Onion Soup


It’s official: I’m sick. (Yes, I’m that one person who’s currently having a coughing fit during lectures and making you wonder whether you need to sit closer to the front just to be able to hear the professor speak.)

When you’re sick, you have a greater appreciation for all the things that you can’t eat. Currently, I have to avoid ice cream, sweets, cold desserts, and any dish that may irritate my throat. What’s worse is that I can’t drink cold water—this is probably the worst punishment of all. Drink lukewarm water? I’d rather dehydrate.
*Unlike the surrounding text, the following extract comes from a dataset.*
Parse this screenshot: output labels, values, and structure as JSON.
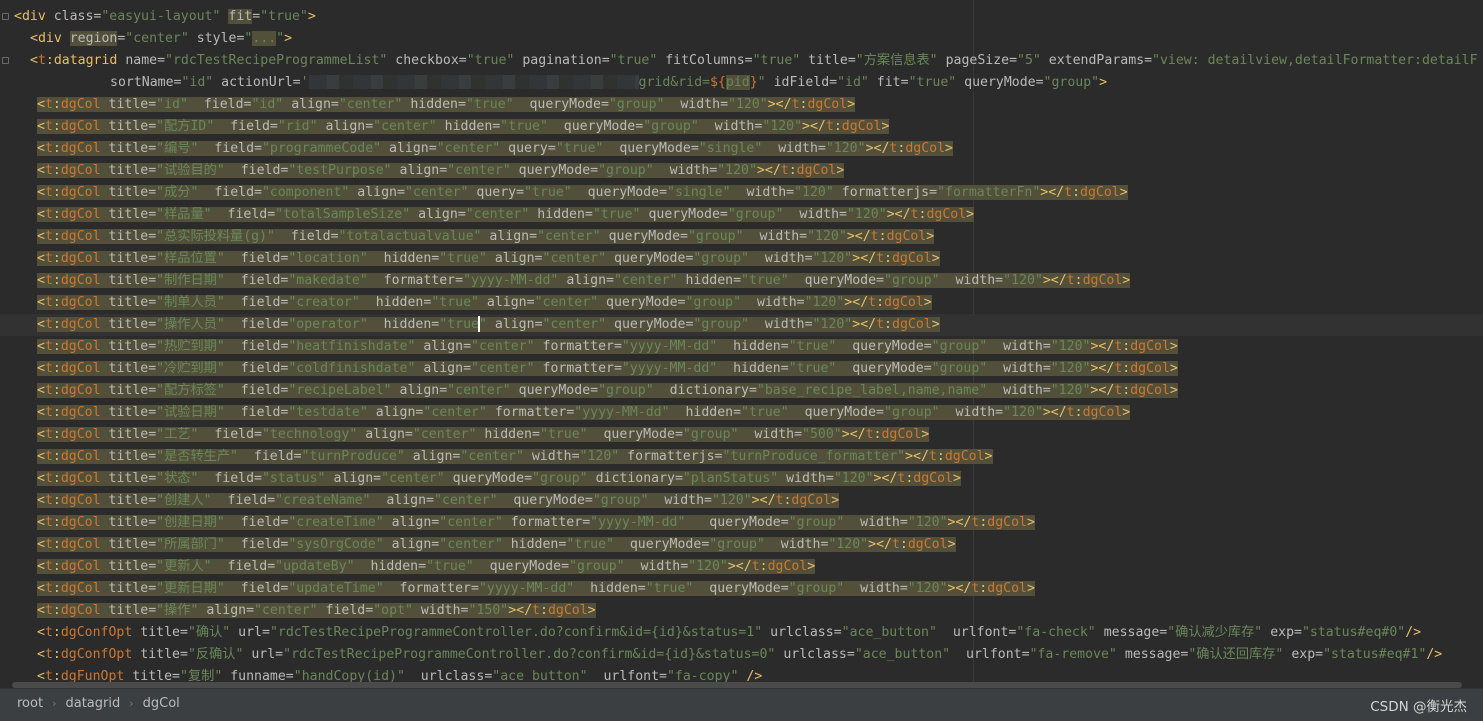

But there are certain advantages to being sick—as odd as that sounds. My mom, like many other moms, pampers me and prepares a hot, steaming bowl of soup. Recently, I’ve developed a fondness for onion soup—let me explain why.

As a die-hard Harry Potter fan, I’ve always been slightly jealous of Harry receiving a bowl of Molly Weasley’s “thick, steaming onion soup” during the Half-Blood Prince (chapter five, in case anyone’s wondering). Simply reading the description makes me salivate. Never mind the fact that I don’t even like onions—I’d like to take a sip of that soup too!
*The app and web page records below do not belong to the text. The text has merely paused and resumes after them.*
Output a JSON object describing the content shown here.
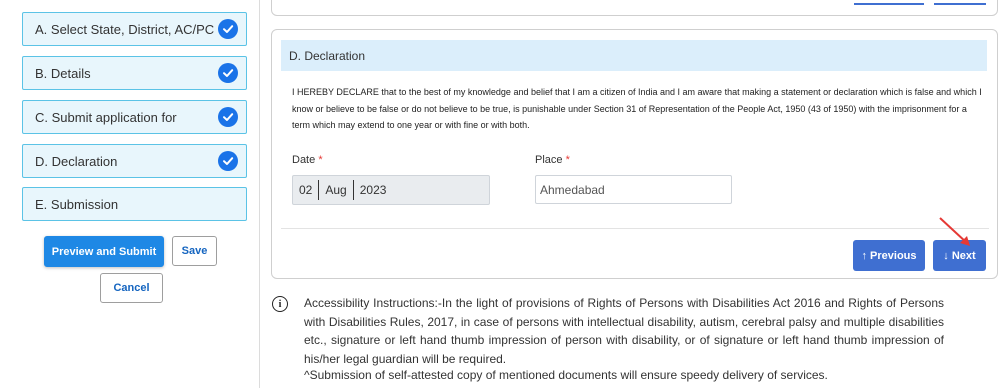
{
  "steps": [
    {
      "label": "A. Select State, District, AC/PC",
      "completed": true
    },
    {
      "label": "B. Details",
      "completed": true
    },
    {
      "label": "C. Submit application for",
      "completed": true
    },
    {
      "label": "D. Declaration",
      "completed": true
    },
    {
      "label": "E. Submission",
      "completed": false
    }
  ],
  "actions": {
    "preview_submit": "Preview and Submit",
    "save": "Save",
    "cancel": "Cancel"
  },
  "declaration": {
    "header": "D. Declaration",
    "text": "I HEREBY DECLARE that to the best of my knowledge and belief that I am a citizen of India and I am aware that making a statement or declaration which is false and which I know or believe to be false or do not believe to be true, is punishable under Section 31 of Representation of the People Act, 1950 (43 of 1950) with the imprisonment for a term which may extend to one year or with fine or with both.",
    "date_label": "Date",
    "date": {
      "day": "02",
      "month": "Aug",
      "year": "2023"
    },
    "place_label": "Place",
    "place_value": "Ahmedabad",
    "required_mark": "*"
  },
  "nav": {
    "previous": "↑ Previous",
    "next": "↓ Next"
  },
  "accessibility": {
    "text": "Accessibility Instructions:-In the light of provisions of Rights of Persons with Disabilities Act 2016 and Rights of Persons with Disabilities Rules, 2017, in case of persons with intellectual disability, autism, cerebral palsy and multiple disabilities etc., signature or left hand thumb impression of person with disability, or of signature or left hand thumb impression of his/her legal guardian will be required.",
    "note": "^Submission of self-attested copy of mentioned documents will ensure speedy delivery of services."
  },
  "colors": {
    "accent": "#3f6fd1",
    "step_bg": "#e8f6fc",
    "step_border": "#5bc3e6",
    "check": "#1a73e8",
    "required": "#e53935",
    "annotation_arrow": "#e53935"
  }
}
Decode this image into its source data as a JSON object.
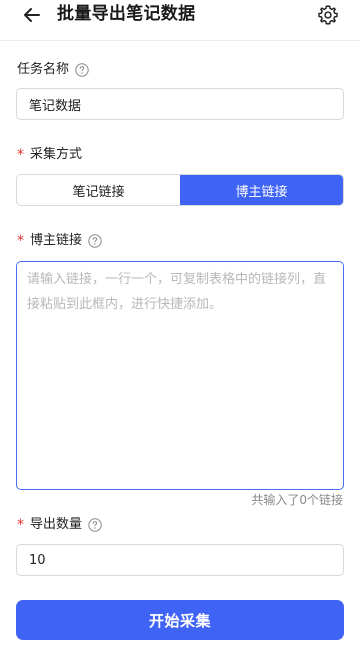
{
  "header": {
    "title": "批量导出笔记数据",
    "back_icon": "arrow-left-icon",
    "settings_icon": "gear-icon"
  },
  "task_name": {
    "label": "任务名称",
    "value": "笔记数据"
  },
  "collect_method": {
    "label": "采集方式",
    "required_mark": "*",
    "options": [
      "笔记链接",
      "博主链接"
    ],
    "selected": "博主链接"
  },
  "blogger_links": {
    "label": "博主链接",
    "required_mark": "*",
    "placeholder": "请输入链接，一行一个，可复制表格中的链接列，直接粘贴到此框内，进行快捷添加。",
    "value": "",
    "counter_text": "共输入了0个链接"
  },
  "export_count": {
    "label": "导出数量",
    "required_mark": "*",
    "value": "10"
  },
  "submit": {
    "label": "开始采集"
  },
  "colors": {
    "primary": "#3f63f4",
    "required": "#e5322d",
    "border": "#d9d9d9"
  }
}
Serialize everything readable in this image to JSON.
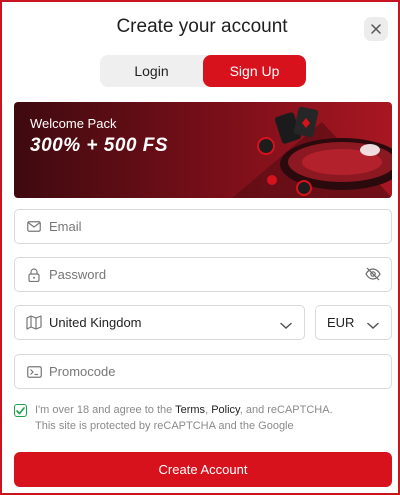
{
  "header": {
    "title": "Create your account",
    "close_icon": "close-icon"
  },
  "tabs": [
    {
      "label": "Login",
      "active": false
    },
    {
      "label": "Sign Up",
      "active": true
    }
  ],
  "banner": {
    "subtitle": "Welcome Pack",
    "headline": "300% + 500 FS"
  },
  "form": {
    "email": {
      "placeholder": "Email",
      "icon": "envelope-icon"
    },
    "password": {
      "placeholder": "Password",
      "icon": "lock-icon",
      "toggle_icon": "eye-off-icon"
    },
    "country": {
      "value": "United Kingdom",
      "icon": "map-icon"
    },
    "currency": {
      "value": "EUR"
    },
    "promocode": {
      "placeholder": "Promocode",
      "icon": "ticket-icon"
    }
  },
  "consent": {
    "checked": true,
    "prefix": "I'm over 18 and agree to the ",
    "terms": "Terms",
    "comma": ", ",
    "policy": "Policy",
    "suffix": ", and reCAPTCHA.",
    "line2": "This site is protected by reCAPTCHA and the Google"
  },
  "submit": {
    "label": "Create Account"
  },
  "colors": {
    "accent": "#d8121d",
    "check": "#1aa34a",
    "banner_dark": "#3e0a0f"
  }
}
Since we can’t just wave a wand and make soup appear (that’s according to Gamp’s Law of Elemental Transfiguration—Hermione has only mentioned this about a million times in the series), here’s my take on Molly Weasley’s onion soup.
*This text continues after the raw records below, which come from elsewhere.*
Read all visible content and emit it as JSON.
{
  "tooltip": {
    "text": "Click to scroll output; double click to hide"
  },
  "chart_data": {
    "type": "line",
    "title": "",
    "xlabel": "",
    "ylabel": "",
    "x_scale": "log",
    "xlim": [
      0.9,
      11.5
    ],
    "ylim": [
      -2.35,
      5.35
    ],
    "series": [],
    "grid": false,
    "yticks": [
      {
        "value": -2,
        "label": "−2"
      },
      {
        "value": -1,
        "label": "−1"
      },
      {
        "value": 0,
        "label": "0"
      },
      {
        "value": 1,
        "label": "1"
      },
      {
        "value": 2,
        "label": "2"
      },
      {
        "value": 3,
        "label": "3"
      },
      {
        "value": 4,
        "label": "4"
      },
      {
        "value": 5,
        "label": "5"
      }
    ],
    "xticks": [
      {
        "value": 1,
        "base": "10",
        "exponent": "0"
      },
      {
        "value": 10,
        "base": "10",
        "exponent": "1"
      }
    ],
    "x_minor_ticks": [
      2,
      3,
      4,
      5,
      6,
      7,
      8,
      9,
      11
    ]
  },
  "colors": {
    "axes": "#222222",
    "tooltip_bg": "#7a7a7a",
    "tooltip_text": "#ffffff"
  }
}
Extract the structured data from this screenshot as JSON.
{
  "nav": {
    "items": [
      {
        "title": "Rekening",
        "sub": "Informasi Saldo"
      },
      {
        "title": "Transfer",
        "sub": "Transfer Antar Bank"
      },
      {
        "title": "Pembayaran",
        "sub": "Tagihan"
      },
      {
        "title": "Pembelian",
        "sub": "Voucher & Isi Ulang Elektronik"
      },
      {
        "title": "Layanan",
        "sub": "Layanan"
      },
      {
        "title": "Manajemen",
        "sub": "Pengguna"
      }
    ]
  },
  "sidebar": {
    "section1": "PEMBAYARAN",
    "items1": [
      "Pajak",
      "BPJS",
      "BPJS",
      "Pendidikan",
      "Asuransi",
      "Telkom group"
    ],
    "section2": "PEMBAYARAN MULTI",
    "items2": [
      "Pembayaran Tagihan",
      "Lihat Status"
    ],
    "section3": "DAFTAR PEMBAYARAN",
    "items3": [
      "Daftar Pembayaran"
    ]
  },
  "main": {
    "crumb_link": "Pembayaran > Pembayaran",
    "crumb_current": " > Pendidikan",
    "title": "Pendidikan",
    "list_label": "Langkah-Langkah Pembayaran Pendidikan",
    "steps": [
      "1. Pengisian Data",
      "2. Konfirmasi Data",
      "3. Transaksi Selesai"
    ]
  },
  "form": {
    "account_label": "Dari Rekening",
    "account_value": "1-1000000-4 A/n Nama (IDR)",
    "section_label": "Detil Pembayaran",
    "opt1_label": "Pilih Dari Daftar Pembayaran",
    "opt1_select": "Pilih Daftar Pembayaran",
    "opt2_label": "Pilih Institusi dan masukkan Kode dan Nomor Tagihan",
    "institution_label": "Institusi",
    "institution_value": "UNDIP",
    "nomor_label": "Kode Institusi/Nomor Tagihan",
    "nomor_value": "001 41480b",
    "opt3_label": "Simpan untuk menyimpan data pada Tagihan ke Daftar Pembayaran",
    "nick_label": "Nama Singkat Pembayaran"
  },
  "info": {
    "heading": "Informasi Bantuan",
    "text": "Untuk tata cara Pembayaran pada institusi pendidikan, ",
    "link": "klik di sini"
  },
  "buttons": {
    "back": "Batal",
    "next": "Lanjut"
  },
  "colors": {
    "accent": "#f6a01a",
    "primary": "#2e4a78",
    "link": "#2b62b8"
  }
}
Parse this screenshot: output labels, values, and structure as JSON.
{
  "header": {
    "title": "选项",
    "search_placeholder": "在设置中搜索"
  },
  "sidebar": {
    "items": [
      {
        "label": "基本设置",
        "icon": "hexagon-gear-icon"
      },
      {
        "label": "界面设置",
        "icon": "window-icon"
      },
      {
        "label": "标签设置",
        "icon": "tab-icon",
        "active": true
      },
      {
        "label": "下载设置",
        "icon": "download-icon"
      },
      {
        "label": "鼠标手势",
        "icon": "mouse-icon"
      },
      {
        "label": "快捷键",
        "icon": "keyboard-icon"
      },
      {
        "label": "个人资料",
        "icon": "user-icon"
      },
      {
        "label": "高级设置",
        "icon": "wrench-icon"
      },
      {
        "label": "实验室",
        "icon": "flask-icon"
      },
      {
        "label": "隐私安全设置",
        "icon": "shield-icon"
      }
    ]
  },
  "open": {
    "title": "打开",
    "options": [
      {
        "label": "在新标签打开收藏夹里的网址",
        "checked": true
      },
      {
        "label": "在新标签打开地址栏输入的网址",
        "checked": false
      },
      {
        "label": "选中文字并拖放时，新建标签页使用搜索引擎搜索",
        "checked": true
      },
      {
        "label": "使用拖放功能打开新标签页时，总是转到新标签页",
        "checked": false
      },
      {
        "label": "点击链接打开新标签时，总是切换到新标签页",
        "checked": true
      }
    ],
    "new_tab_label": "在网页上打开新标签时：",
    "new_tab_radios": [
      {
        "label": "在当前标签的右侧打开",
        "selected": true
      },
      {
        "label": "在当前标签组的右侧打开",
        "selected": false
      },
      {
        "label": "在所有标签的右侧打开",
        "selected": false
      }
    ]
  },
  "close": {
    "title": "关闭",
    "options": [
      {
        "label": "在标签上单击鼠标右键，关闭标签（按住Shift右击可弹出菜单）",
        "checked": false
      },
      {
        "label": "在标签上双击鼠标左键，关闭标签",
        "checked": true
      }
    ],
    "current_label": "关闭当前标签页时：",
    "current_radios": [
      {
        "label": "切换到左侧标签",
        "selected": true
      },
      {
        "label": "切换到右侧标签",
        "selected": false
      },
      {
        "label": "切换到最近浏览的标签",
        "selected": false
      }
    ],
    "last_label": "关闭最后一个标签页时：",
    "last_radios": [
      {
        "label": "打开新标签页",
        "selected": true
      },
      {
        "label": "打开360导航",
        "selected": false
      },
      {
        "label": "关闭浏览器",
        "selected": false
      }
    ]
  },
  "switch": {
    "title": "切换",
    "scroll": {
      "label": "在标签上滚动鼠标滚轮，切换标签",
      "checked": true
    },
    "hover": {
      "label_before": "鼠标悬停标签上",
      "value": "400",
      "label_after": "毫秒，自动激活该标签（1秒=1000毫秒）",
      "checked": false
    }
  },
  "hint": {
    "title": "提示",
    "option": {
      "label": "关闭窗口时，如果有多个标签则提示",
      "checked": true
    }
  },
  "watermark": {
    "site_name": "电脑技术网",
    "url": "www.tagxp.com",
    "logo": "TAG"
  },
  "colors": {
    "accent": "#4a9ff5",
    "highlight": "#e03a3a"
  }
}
Onion Soup

Serves 2–3
  • 1 tbsp olive oil
  • 1 clove garlic
  • 2 tbsp butter
  • 2 large sweet onions, chopped
  • 4 cups of chicken stock (or vegetable stock)
  • Pinch of garlic powder
  • Salt and pepper to taste
  • Shredded parmesan cheese
  • Fresh parsley, for garnish
  • Bread/baguette, lightly toasted
  1. Pour the olive oil into a large pot or saucepan. Heat until warm.
  2. Add the butter, garlic, and onion slices to the pan.
  3. Sauté the onion and garlic in butter. Continue until soft or golden brown.
  4. Add salt, pepper, and garlic powder to taste.
  5. Add the chicken stock. (Vegetable stock can be used as an alternative.)
  6. Bring to a boil.
  7. Lower the heat and allow the mixture to simmer for about 15 to 20 minutes. (Heat may need to be reduced further to prevent onions from sticking to the pan.)
  8. Optional step: puree the mixture in a blender until it is smooth.
  9. Sprinkle parmesan cheese along the top. Garnish with parsley.
  10. Serve immediately along with bread slices.